** Opening Extracted data block **
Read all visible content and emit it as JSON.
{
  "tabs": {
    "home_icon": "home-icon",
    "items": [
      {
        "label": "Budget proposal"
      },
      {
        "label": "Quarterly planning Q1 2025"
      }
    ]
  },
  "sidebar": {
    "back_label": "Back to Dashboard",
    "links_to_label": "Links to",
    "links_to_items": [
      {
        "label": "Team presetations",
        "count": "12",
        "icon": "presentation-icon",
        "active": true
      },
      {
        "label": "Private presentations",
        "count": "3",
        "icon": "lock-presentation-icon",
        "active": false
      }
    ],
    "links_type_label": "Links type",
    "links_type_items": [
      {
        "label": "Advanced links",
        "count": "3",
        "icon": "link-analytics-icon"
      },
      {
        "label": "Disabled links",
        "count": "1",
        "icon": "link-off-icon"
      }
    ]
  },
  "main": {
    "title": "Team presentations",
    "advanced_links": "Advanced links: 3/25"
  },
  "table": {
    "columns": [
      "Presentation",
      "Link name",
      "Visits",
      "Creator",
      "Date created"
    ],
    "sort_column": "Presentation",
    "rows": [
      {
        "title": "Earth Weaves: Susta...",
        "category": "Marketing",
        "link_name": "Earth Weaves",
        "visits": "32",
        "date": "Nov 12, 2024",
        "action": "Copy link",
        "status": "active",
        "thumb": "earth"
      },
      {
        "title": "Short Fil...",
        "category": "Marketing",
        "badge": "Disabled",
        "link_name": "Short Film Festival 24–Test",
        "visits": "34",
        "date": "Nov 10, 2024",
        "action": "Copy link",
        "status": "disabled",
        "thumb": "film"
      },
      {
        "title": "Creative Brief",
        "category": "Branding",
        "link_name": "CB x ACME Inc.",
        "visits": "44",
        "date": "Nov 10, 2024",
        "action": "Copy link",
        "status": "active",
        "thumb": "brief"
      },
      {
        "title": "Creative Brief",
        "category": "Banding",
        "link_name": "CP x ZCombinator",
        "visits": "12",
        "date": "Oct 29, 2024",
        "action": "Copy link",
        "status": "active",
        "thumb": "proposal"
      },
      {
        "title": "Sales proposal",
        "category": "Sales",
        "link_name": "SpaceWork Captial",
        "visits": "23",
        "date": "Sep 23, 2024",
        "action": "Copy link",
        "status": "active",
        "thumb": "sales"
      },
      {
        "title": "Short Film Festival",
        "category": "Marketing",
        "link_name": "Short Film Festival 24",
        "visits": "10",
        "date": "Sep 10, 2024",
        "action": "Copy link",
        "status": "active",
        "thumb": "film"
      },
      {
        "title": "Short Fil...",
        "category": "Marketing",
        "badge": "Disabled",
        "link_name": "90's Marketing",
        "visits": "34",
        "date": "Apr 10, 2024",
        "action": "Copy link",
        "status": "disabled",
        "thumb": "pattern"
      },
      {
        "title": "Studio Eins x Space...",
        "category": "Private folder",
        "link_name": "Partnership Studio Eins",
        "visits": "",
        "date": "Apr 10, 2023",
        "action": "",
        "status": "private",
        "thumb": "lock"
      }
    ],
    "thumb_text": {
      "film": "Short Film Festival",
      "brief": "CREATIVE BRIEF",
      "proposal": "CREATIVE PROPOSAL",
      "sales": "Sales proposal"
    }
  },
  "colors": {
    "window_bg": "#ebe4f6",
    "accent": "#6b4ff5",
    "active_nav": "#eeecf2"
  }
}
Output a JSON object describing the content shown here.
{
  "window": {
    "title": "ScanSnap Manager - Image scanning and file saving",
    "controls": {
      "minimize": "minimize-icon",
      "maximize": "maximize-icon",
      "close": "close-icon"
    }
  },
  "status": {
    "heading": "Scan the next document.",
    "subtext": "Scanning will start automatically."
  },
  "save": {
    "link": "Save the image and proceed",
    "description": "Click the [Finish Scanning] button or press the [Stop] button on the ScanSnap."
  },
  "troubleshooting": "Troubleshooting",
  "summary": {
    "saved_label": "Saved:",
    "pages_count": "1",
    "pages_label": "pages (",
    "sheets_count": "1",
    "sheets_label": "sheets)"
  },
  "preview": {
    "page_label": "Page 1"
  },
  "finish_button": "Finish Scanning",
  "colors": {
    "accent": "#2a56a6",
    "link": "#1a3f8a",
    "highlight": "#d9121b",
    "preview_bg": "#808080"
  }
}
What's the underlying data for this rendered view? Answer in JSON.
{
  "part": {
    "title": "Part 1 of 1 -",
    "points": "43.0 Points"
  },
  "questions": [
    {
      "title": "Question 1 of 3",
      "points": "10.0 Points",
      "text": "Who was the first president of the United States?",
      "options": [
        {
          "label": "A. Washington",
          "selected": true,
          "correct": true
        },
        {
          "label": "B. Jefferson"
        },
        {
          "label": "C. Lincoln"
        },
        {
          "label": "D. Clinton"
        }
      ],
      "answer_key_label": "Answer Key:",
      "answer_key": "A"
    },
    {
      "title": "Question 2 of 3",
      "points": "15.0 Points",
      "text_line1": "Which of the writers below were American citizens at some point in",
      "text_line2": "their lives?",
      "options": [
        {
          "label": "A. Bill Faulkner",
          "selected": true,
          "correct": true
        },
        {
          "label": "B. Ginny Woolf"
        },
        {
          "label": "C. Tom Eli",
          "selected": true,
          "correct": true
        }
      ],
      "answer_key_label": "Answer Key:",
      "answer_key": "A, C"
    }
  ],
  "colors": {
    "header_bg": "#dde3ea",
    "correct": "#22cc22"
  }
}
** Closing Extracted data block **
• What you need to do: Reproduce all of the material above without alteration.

• Output:
Read all visible content and emit it as JSON.
{
  "tabs": {
    "home_icon": "home-icon",
    "items": [
      {
        "label": "Budget proposal"
      },
      {
        "label": "Quarterly planning Q1 2025"
      }
    ]
  },
  "sidebar": {
    "back_label": "Back to Dashboard",
    "links_to_label": "Links to",
    "links_to_items": [
      {
        "label": "Team presetations",
        "count": "12",
        "icon": "presentation-icon",
        "active": true
      },
      {
        "label": "Private presentations",
        "count": "3",
        "icon": "lock-presentation-icon",
        "active": false
      }
    ],
    "links_type_label": "Links type",
    "links_type_items": [
      {
        "label": "Advanced links",
        "count": "3",
        "icon": "link-analytics-icon"
      },
      {
        "label": "Disabled links",
        "count": "1",
        "icon": "link-off-icon"
      }
    ]
  },
  "main": {
    "title": "Team presentations",
    "advanced_links": "Advanced links: 3/25"
  },
  "table": {
    "columns": [
      "Presentation",
      "Link name",
      "Visits",
      "Creator",
      "Date created"
    ],
    "sort_column": "Presentation",
    "rows": [
      {
        "title": "Earth Weaves: Susta...",
        "category": "Marketing",
        "link_name": "Earth Weaves",
        "visits": "32",
        "date": "Nov 12, 2024",
        "action": "Copy link",
        "status": "active",
        "thumb": "earth"
      },
      {
        "title": "Short Fil...",
        "category": "Marketing",
        "badge": "Disabled",
        "link_name": "Short Film Festival 24–Test",
        "visits": "34",
        "date": "Nov 10, 2024",
        "action": "Copy link",
        "status": "disabled",
        "thumb": "film"
      },
      {
        "title": "Creative Brief",
        "category": "Branding",
        "link_name": "CB x ACME Inc.",
        "visits": "44",
        "date": "Nov 10, 2024",
        "action": "Copy link",
        "status": "active",
        "thumb": "brief"
      },
      {
        "title": "Creative Brief",
        "category": "Banding",
        "link_name": "CP x ZCombinator",
        "visits": "12",
        "date": "Oct 29, 2024",
        "action": "Copy link",
        "status": "active",
        "thumb": "proposal"
      },
      {
        "title": "Sales proposal",
        "category": "Sales",
        "link_name": "SpaceWork Captial",
        "visits": "23",
        "date": "Sep 23, 2024",
        "action": "Copy link",
        "status": "active",
        "thumb": "sales"
      },
      {
        "title": "Short Film Festival",
        "category": "Marketing",
        "link_name": "Short Film Festival 24",
        "visits": "10",
        "date": "Sep 10, 2024",
        "action": "Copy link",
        "status": "active",
        "thumb": "film"
      },
      {
        "title": "Short Fil...",
        "category": "Marketing",
        "badge": "Disabled",
        "link_name": "90's Marketing",
        "visits": "34",
        "date": "Apr 10, 2024",
        "action": "Copy link",
        "status": "disabled",
        "thumb": "pattern"
      },
      {
        "title": "Studio Eins x Space...",
        "category": "Private folder",
        "link_name": "Partnership Studio Eins",
        "visits": "",
        "date": "Apr 10, 2023",
        "action": "",
        "status": "private",
        "thumb": "lock"
      }
    ],
    "thumb_text": {
      "film": "Short Film Festival",
      "brief": "CREATIVE BRIEF",
      "proposal": "CREATIVE PROPOSAL",
      "sales": "Sales proposal"
    }
  },
  "colors": {
    "window_bg": "#ebe4f6",
    "accent": "#6b4ff5",
    "active_nav": "#eeecf2"
  }
}
Output a JSON object describing the content shown here.
{
  "window": {
    "title": "ScanSnap Manager - Image scanning and file saving",
    "controls": {
      "minimize": "minimize-icon",
      "maximize": "maximize-icon",
      "close": "close-icon"
    }
  },
  "status": {
    "heading": "Scan the next document.",
    "subtext": "Scanning will start automatically."
  },
  "save": {
    "link": "Save the image and proceed",
    "description": "Click the [Finish Scanning] button or press the [Stop] button on the ScanSnap."
  },
  "troubleshooting": "Troubleshooting",
  "summary": {
    "saved_label": "Saved:",
    "pages_count": "1",
    "pages_label": "pages (",
    "sheets_count": "1",
    "sheets_label": "sheets)"
  },
  "preview": {
    "page_label": "Page 1"
  },
  "finish_button": "Finish Scanning",
  "colors": {
    "accent": "#2a56a6",
    "link": "#1a3f8a",
    "highlight": "#d9121b",
    "preview_bg": "#808080"
  }
}
What's the underlying data for this rendered view? Answer in JSON.
{
  "part": {
    "title": "Part 1 of 1 -",
    "points": "43.0 Points"
  },
  "questions": [
    {
      "title": "Question 1 of 3",
      "points": "10.0 Points",
      "text": "Who was the first president of the United States?",
      "options": [
        {
          "label": "A. Washington",
          "selected": true,
          "correct": true
        },
        {
          "label": "B. Jefferson"
        },
        {
          "label": "C. Lincoln"
        },
        {
          "label": "D. Clinton"
        }
      ],
      "answer_key_label": "Answer Key:",
      "answer_key": "A"
    },
    {
      "title": "Question 2 of 3",
      "points": "15.0 Points",
      "text_line1": "Which of the writers below were American citizens at some point in",
      "text_line2": "their lives?",
      "options": [
        {
          "label": "A. Bill Faulkner",
          "selected": true,
          "correct": true
        },
        {
          "label": "B. Ginny Woolf"
        },
        {
          "label": "C. Tom Eli",
          "selected": true,
          "correct": true
        }
      ],
      "answer_key_label": "Answer Key:",
      "answer_key": "A, C"
    }
  ],
  "colors": {
    "header_bg": "#dde3ea",
    "correct": "#22cc22"
  }
}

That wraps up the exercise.